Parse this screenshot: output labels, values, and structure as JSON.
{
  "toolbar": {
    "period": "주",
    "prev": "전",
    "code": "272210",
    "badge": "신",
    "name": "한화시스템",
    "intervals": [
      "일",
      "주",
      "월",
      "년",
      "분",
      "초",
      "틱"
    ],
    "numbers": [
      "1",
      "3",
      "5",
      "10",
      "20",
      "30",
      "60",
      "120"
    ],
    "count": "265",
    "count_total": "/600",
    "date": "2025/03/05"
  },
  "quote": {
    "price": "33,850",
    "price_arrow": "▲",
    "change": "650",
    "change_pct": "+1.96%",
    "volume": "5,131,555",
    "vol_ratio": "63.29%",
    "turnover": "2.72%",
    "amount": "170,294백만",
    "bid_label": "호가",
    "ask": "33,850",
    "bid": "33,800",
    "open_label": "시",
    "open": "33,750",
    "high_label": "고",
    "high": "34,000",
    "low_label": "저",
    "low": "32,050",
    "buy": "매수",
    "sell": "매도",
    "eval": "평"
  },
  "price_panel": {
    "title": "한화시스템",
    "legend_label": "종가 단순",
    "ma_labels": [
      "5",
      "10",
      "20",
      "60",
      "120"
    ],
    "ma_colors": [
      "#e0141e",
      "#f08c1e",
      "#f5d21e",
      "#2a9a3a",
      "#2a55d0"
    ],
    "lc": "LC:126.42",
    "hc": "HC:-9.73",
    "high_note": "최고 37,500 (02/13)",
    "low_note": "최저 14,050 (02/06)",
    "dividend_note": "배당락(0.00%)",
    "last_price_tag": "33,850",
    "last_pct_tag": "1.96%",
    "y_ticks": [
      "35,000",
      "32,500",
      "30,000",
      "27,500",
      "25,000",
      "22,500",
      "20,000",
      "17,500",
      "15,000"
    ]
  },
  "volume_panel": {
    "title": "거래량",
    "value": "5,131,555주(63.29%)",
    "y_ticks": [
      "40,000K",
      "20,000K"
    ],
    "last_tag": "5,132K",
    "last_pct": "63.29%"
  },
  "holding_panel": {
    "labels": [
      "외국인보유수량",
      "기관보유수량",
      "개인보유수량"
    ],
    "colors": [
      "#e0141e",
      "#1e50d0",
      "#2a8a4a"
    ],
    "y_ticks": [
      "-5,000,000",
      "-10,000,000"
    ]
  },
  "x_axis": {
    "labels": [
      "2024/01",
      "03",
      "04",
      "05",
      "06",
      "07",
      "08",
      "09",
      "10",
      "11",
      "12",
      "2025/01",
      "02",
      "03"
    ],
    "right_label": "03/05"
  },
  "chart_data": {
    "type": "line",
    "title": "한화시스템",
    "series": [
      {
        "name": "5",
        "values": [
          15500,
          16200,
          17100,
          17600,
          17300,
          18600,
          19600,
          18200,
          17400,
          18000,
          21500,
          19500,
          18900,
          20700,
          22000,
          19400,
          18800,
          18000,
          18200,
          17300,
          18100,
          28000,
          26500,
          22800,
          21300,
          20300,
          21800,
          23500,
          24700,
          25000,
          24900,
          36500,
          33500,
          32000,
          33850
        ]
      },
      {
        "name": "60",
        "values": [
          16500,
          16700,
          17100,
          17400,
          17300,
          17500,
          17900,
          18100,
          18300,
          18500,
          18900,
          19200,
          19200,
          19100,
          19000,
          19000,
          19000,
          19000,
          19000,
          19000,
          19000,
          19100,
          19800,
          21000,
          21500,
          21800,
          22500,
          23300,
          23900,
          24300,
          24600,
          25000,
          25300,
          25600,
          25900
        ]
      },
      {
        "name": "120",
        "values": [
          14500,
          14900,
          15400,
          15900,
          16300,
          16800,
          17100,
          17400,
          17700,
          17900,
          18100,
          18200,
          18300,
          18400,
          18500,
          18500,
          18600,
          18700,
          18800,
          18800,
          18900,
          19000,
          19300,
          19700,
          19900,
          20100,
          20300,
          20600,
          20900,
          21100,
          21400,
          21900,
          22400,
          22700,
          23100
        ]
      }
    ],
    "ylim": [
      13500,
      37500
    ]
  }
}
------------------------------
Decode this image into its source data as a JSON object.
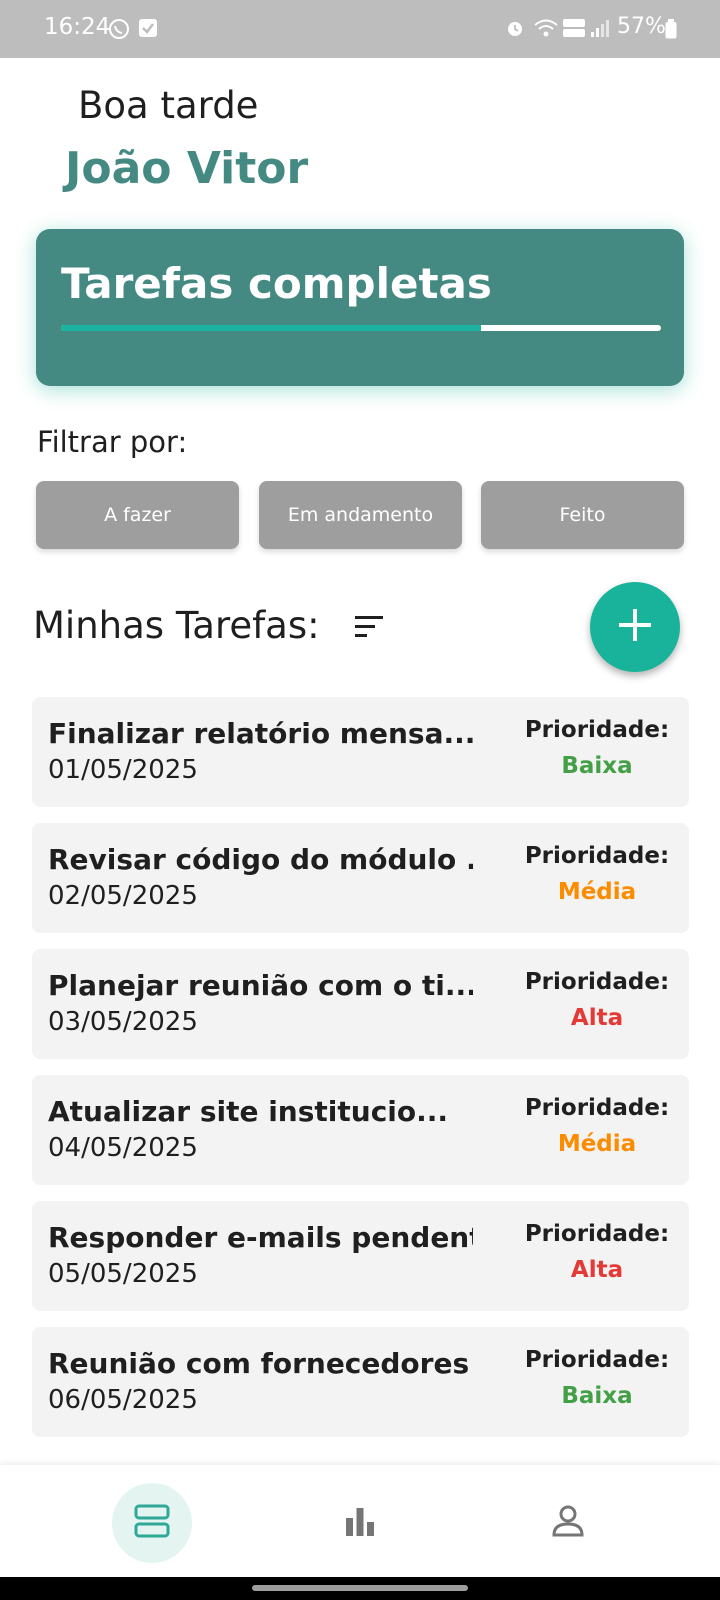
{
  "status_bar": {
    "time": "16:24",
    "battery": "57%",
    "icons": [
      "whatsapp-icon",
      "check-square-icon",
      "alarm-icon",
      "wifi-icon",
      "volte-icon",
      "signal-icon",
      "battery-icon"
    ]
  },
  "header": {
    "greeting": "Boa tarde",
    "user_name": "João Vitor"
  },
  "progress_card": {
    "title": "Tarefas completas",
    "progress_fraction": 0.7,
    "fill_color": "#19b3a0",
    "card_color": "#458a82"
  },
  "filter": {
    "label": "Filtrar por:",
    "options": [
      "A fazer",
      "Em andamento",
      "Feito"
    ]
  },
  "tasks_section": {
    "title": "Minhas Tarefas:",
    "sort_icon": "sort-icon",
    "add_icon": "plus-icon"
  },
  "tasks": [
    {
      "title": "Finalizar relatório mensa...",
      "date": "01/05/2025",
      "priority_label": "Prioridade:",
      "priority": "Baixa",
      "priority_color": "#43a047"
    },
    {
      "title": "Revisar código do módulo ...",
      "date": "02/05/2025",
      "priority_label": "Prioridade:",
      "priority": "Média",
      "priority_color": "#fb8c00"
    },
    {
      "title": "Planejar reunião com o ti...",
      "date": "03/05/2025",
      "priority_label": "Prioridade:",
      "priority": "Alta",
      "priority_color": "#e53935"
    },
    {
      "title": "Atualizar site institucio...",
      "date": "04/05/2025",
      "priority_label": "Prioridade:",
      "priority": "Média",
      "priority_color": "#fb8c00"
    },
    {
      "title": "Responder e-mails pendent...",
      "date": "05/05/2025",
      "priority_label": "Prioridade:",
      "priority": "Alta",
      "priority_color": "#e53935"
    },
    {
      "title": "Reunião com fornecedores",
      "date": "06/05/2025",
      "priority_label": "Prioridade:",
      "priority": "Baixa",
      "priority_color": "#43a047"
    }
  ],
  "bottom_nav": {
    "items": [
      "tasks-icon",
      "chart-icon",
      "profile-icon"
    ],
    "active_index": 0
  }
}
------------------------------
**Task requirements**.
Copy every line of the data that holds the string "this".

**Output of the task**.
Parse this screenshot: output labels, values, and structure as JSON.
Decode this image into its source data as a JSON object.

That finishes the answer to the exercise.